» **Exercise description**
Reproduce the data exactly; no word may be added or dropped.

(Items from an interface collection)
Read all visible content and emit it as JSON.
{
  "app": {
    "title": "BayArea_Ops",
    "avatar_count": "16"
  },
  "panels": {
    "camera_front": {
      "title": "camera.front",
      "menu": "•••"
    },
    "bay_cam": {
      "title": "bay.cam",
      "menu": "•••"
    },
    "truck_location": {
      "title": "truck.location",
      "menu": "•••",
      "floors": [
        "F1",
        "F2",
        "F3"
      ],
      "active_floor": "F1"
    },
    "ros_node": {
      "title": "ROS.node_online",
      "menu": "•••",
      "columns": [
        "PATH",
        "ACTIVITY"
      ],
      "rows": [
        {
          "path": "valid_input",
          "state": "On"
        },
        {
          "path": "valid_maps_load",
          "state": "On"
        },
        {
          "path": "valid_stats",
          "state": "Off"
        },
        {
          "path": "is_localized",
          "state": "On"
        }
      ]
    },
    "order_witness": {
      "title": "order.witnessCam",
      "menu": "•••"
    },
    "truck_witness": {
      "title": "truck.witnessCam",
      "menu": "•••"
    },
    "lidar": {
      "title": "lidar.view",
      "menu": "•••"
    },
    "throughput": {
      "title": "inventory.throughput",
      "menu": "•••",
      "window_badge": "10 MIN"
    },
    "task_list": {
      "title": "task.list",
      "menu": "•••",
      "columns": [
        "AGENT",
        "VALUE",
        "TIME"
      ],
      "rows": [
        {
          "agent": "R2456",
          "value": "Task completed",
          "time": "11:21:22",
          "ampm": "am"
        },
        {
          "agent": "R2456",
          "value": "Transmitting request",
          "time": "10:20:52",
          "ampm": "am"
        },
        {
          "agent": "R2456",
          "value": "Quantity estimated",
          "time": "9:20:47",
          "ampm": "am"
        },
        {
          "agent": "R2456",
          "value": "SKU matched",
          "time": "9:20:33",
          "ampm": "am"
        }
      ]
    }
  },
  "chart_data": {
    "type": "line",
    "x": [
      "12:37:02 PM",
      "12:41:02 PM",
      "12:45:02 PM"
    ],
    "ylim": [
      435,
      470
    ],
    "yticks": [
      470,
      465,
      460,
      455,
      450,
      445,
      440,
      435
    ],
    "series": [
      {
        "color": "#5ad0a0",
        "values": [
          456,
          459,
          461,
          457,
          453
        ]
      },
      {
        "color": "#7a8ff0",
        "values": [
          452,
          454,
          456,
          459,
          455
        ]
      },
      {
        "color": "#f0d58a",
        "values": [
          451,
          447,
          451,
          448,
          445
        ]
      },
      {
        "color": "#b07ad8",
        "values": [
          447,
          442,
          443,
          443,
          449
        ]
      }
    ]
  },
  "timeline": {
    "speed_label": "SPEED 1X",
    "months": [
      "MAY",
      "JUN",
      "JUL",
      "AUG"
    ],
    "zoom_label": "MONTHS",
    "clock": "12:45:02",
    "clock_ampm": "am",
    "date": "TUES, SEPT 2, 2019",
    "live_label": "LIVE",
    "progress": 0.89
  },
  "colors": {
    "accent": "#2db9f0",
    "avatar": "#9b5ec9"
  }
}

» **Response**
Read all visible content and emit it as JSON.
{
  "app": {
    "title": "BayArea_Ops",
    "avatar_count": "16"
  },
  "panels": {
    "camera_front": {
      "title": "camera.front",
      "menu": "•••"
    },
    "bay_cam": {
      "title": "bay.cam",
      "menu": "•••"
    },
    "truck_location": {
      "title": "truck.location",
      "menu": "•••",
      "floors": [
        "F1",
        "F2",
        "F3"
      ],
      "active_floor": "F1"
    },
    "ros_node": {
      "title": "ROS.node_online",
      "menu": "•••",
      "columns": [
        "PATH",
        "ACTIVITY"
      ],
      "rows": [
        {
          "path": "valid_input",
          "state": "On"
        },
        {
          "path": "valid_maps_load",
          "state": "On"
        },
        {
          "path": "valid_stats",
          "state": "Off"
        },
        {
          "path": "is_localized",
          "state": "On"
        }
      ]
    },
    "order_witness": {
      "title": "order.witnessCam",
      "menu": "•••"
    },
    "truck_witness": {
      "title": "truck.witnessCam",
      "menu": "•••"
    },
    "lidar": {
      "title": "lidar.view",
      "menu": "•••"
    },
    "throughput": {
      "title": "inventory.throughput",
      "menu": "•••",
      "window_badge": "10 MIN"
    },
    "task_list": {
      "title": "task.list",
      "menu": "•••",
      "columns": [
        "AGENT",
        "VALUE",
        "TIME"
      ],
      "rows": [
        {
          "agent": "R2456",
          "value": "Task completed",
          "time": "11:21:22",
          "ampm": "am"
        },
        {
          "agent": "R2456",
          "value": "Transmitting request",
          "time": "10:20:52",
          "ampm": "am"
        },
        {
          "agent": "R2456",
          "value": "Quantity estimated",
          "time": "9:20:47",
          "ampm": "am"
        },
        {
          "agent": "R2456",
          "value": "SKU matched",
          "time": "9:20:33",
          "ampm": "am"
        }
      ]
    }
  },
  "chart_data": {
    "type": "line",
    "x": [
      "12:37:02 PM",
      "12:41:02 PM",
      "12:45:02 PM"
    ],
    "ylim": [
      435,
      470
    ],
    "yticks": [
      470,
      465,
      460,
      455,
      450,
      445,
      440,
      435
    ],
    "series": [
      {
        "color": "#5ad0a0",
        "values": [
          456,
          459,
          461,
          457,
          453
        ]
      },
      {
        "color": "#7a8ff0",
        "values": [
          452,
          454,
          456,
          459,
          455
        ]
      },
      {
        "color": "#f0d58a",
        "values": [
          451,
          447,
          451,
          448,
          445
        ]
      },
      {
        "color": "#b07ad8",
        "values": [
          447,
          442,
          443,
          443,
          449
        ]
      }
    ]
  },
  "timeline": {
    "speed_label": "SPEED 1X",
    "months": [
      "MAY",
      "JUN",
      "JUL",
      "AUG"
    ],
    "zoom_label": "MONTHS",
    "clock": "12:45:02",
    "clock_ampm": "am",
    "date": "TUES, SEPT 2, 2019",
    "live_label": "LIVE",
    "progress": 0.89
  },
  "colors": {
    "accent": "#2db9f0",
    "avatar": "#9b5ec9"
  }
}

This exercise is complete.